The gambling industry is moving forward at a more rapid pace than ever before. The centrifugal force within its evolution is technology. There’s no denying that technology is shifting and transforming at a rate past generations never experienced. Any regulated industry that relies on technology is going to require a legal framework that can keep up with the pace.
That’s where the ICGR comes in. The gaming center focuses on educating students in the field of gaming, and so much more. It’s a research facility that deals with regulatory needs, and not just in Nevada. Its representatives travel all over the world to discuss, debate and resolve matters of legislation, regulation and compliance. The UNLV center has worked closely with many different jurisdictions, from Austria, Canada and Japan, to countries in South Africa and South America.
Bertolone agrees that technology is the hottest topic in the industry to date. “I don’t talk to anyone in the industry, whether it’s operators or manufacturers or regulators, who doesn’t think about how technology can make them more efficient and impact what they do,” explains Bertolone. “How will technology continue to impact them?
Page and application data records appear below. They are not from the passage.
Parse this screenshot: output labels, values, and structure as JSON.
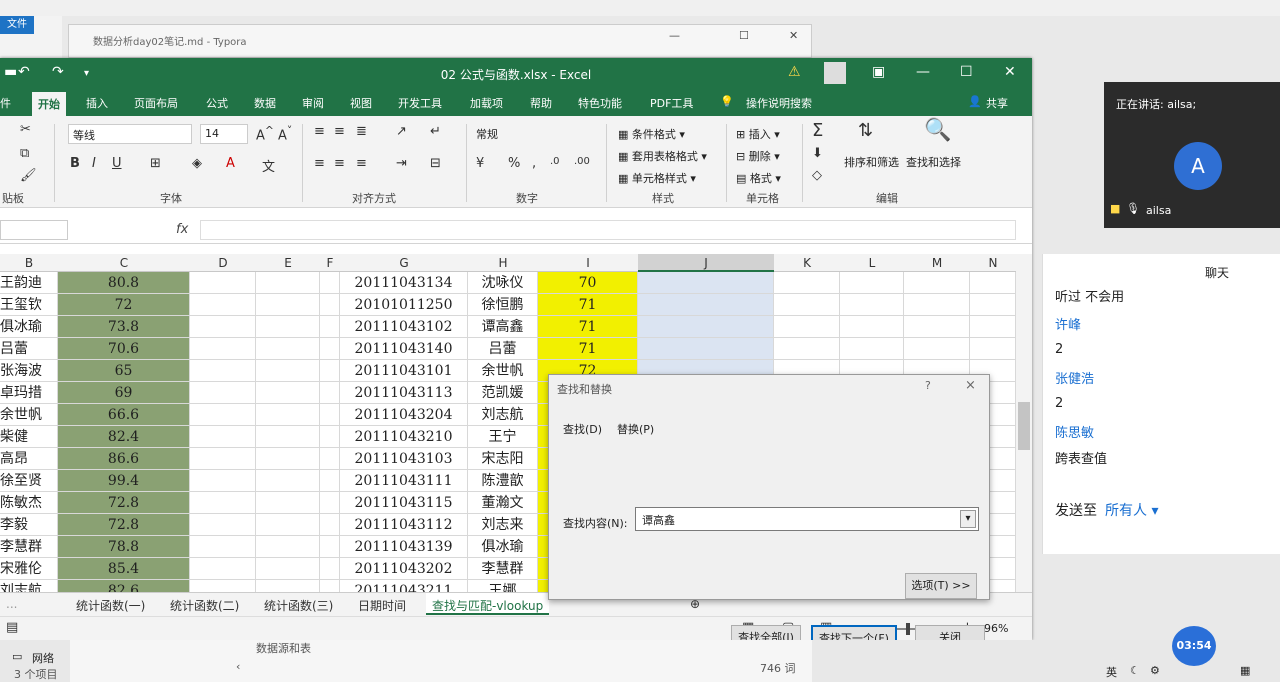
{
  "explorer": {
    "file_menu": "文件",
    "status_network": "网络",
    "item_count": "3 个项目"
  },
  "typora": {
    "title": "数据分析day02笔记.md - Typora",
    "preview_text": "数据源和表",
    "word_count": "746 词"
  },
  "excel": {
    "title": "02 公式与函数.xlsx  -  Excel",
    "tabs": [
      "开始",
      "插入",
      "页面布局",
      "公式",
      "数据",
      "审阅",
      "视图",
      "开发工具",
      "加载项",
      "帮助",
      "特色功能",
      "PDF工具"
    ],
    "file_tab": "件",
    "tell_me": "操作说明搜索",
    "share": "共享",
    "ribbon": {
      "font_name": "等线",
      "font_size": "14",
      "number_format": "常规",
      "cond_format": "条件格式",
      "table_format": "套用表格格式",
      "cell_style": "单元格样式",
      "insert": "插入",
      "delete": "删除",
      "format": "格式",
      "sort_filter": "排序和筛选",
      "find_select": "查找和选择",
      "groups": {
        "clipboard": "贴板",
        "font": "字体",
        "align": "对齐方式",
        "number": "数字",
        "styles": "样式",
        "cells": "单元格",
        "editing": "编辑"
      }
    },
    "columns": [
      "B",
      "C",
      "D",
      "E",
      "F",
      "G",
      "H",
      "I",
      "J",
      "K",
      "L",
      "M",
      "N"
    ],
    "rows": [
      {
        "b": "王韵迪",
        "c": "80.8",
        "g": "20111043134",
        "h": "沈咏仪",
        "i": "70"
      },
      {
        "b": "王玺钦",
        "c": "72",
        "g": "20101011250",
        "h": "徐恒鹏",
        "i": "71"
      },
      {
        "b": "俱冰瑜",
        "c": "73.8",
        "g": "20111043102",
        "h": "谭高鑫",
        "i": "71"
      },
      {
        "b": "吕蕾",
        "c": "70.6",
        "g": "20111043140",
        "h": "吕蕾",
        "i": "71"
      },
      {
        "b": "张海波",
        "c": "65",
        "g": "20111043101",
        "h": "余世帆",
        "i": "72"
      },
      {
        "b": "卓玛措",
        "c": "69",
        "g": "20111043113",
        "h": "范凯媛",
        "i": ""
      },
      {
        "b": "余世帆",
        "c": "66.6",
        "g": "20111043204",
        "h": "刘志航",
        "i": ""
      },
      {
        "b": "柴健",
        "c": "82.4",
        "g": "20111043210",
        "h": "王宁",
        "i": ""
      },
      {
        "b": "高昂",
        "c": "86.6",
        "g": "20111043103",
        "h": "宋志阳",
        "i": ""
      },
      {
        "b": "徐至贤",
        "c": "99.4",
        "g": "20111043111",
        "h": "陈澧歆",
        "i": ""
      },
      {
        "b": "陈敏杰",
        "c": "72.8",
        "g": "20111043115",
        "h": "董瀚文",
        "i": ""
      },
      {
        "b": "李毅",
        "c": "72.8",
        "g": "20111043112",
        "h": "刘志来",
        "i": ""
      },
      {
        "b": "李慧群",
        "c": "78.8",
        "g": "20111043139",
        "h": "俱冰瑜",
        "i": ""
      },
      {
        "b": "宋雅伦",
        "c": "85.4",
        "g": "20111043202",
        "h": "李慧群",
        "i": ""
      },
      {
        "b": "刘志航",
        "c": "82.6",
        "g": "20111043211",
        "h": "王娜",
        "i": ""
      }
    ],
    "sheets": [
      "统计函数(一)",
      "统计函数(二)",
      "统计函数(三)",
      "日期时间",
      "查找与匹配-vlookup"
    ],
    "active_sheet": "查找与匹配-vlookup",
    "zoom": "96%"
  },
  "dialog": {
    "title": "查找和替换",
    "tab_find": "查找(D)",
    "tab_replace": "替换(P)",
    "find_label": "查找内容(N):",
    "find_value": "谭高鑫",
    "options": "选项(T) >>",
    "find_all": "查找全部(I)",
    "find_next": "查找下一个(F)",
    "close": "关闭",
    "help": "?",
    "close_x": "×"
  },
  "meeting": {
    "speaking": "正在讲话: ailsa;",
    "avatar_letter": "A",
    "user": "ailsa"
  },
  "chat": {
    "title": "聊天",
    "messages": [
      {
        "text": "听过 不会用",
        "kind": "msg"
      },
      {
        "text": "许峰",
        "kind": "name"
      },
      {
        "text": "2",
        "kind": "msg"
      },
      {
        "text": "张健浩",
        "kind": "name"
      },
      {
        "text": "2",
        "kind": "msg"
      },
      {
        "text": "陈思敏",
        "kind": "name"
      },
      {
        "text": "跨表查值",
        "kind": "msg"
      }
    ],
    "send_to_label": "发送至",
    "send_to_value": "所有人"
  },
  "taskbar": {
    "time": "03:54",
    "ime": "英"
  }
}
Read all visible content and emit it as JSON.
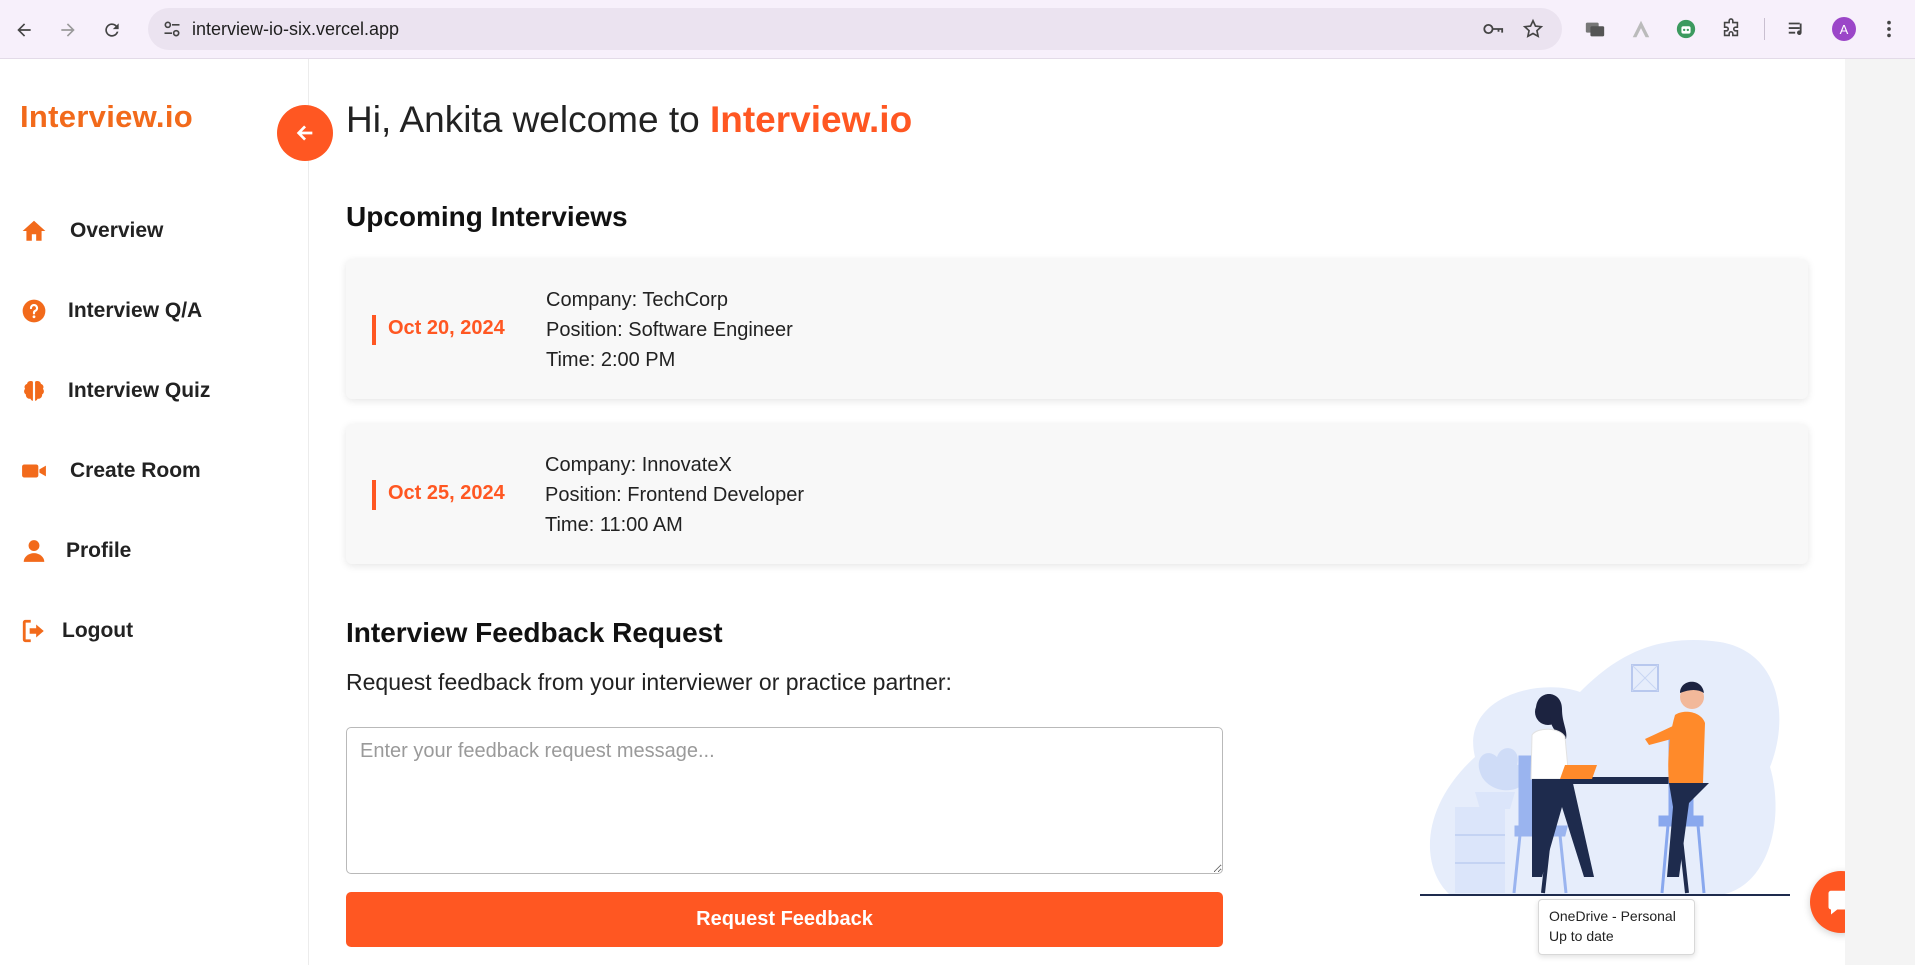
{
  "browser": {
    "url": "interview-io-six.vercel.app",
    "profile_initial": "A"
  },
  "brand": {
    "name": "Interview.io",
    "color": "#f26a1b"
  },
  "sidebar": {
    "items": [
      {
        "label": "Overview",
        "icon": "home-icon"
      },
      {
        "label": "Interview Q/A",
        "icon": "question-circle-icon"
      },
      {
        "label": "Interview Quiz",
        "icon": "brain-icon"
      },
      {
        "label": "Create Room",
        "icon": "video-camera-icon"
      },
      {
        "label": "Profile",
        "icon": "user-icon"
      },
      {
        "label": "Logout",
        "icon": "logout-icon"
      }
    ]
  },
  "header": {
    "greeting_prefix": "Hi, Ankita welcome to ",
    "greeting_brand": "Interview.io"
  },
  "upcoming": {
    "title": "Upcoming Interviews",
    "items": [
      {
        "date": "Oct 20, 2024",
        "company": "Company: TechCorp",
        "position": "Position: Software Engineer",
        "time": "Time: 2:00 PM"
      },
      {
        "date": "Oct 25, 2024",
        "company": "Company: InnovateX",
        "position": "Position: Frontend Developer",
        "time": "Time: 11:00 AM"
      }
    ]
  },
  "feedback": {
    "title": "Interview Feedback Request",
    "description": "Request feedback from your interviewer or practice partner:",
    "placeholder": "Enter your feedback request message...",
    "value": "",
    "button_label": "Request Feedback"
  },
  "toast": {
    "line1": "OneDrive - Personal",
    "line2": "Up to date"
  },
  "colors": {
    "accent": "#ff5722",
    "chrome_bg": "#f7f0fb",
    "card_bg": "#f8f8f8"
  }
}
That’s what people are thinking about.”
For the gaming public, the technology is widely appreciated. Just look how mainstream online gambling has become in the last two decades. The largest concern for players, then and now, has been the trust factor. Are the games fair, and how can operators prove it?
To this end, Bertolone stresses the need to ensure that regulatory demands keep pace with technology, particularly in the assurance that social responsibility remains at the forefront of the industry. “People are very concerned about fairness, from a regulatory perspective,” he says.
“That’s a tough challenge,” continues Bertolone. “Every jurisdiction has different laws. Every jurisdiction has different concerns and needs as companies and regulators come together to operate in this industry. Every business wants certainty. When I’m in Europe, I hear that, and I hear it when I travel domestically. What we do here is to try to help that process.”
He goes on to state that the consumers concern over fairness is not just reasonable, but necessary and proper, and that regulators in every jurisdiction must do the same. “It’s the right thing to think about when you expand any industry,” assisting in the development of “better products and regulations,” Bertolone explains; better for the entire ecosystem of gambling.
Bertolone’s leadership within ICGR assures a positive future for the gaming industry worldwide. He comes in with an impressive resume that began with his position as Chief of Administration for the Nevada Gaming Control Board in 2002. He moved into the private sector in 2007, working for a number of established companies, as well as running his own gaming consultancy business. Prior to taking on his new role in January 2020, Bertolone served as the president of Ainsworth Gaming Technology’s North American division. It’s fair to say he genuinely knows the industry inside and out, both from a business and regulatory perspective.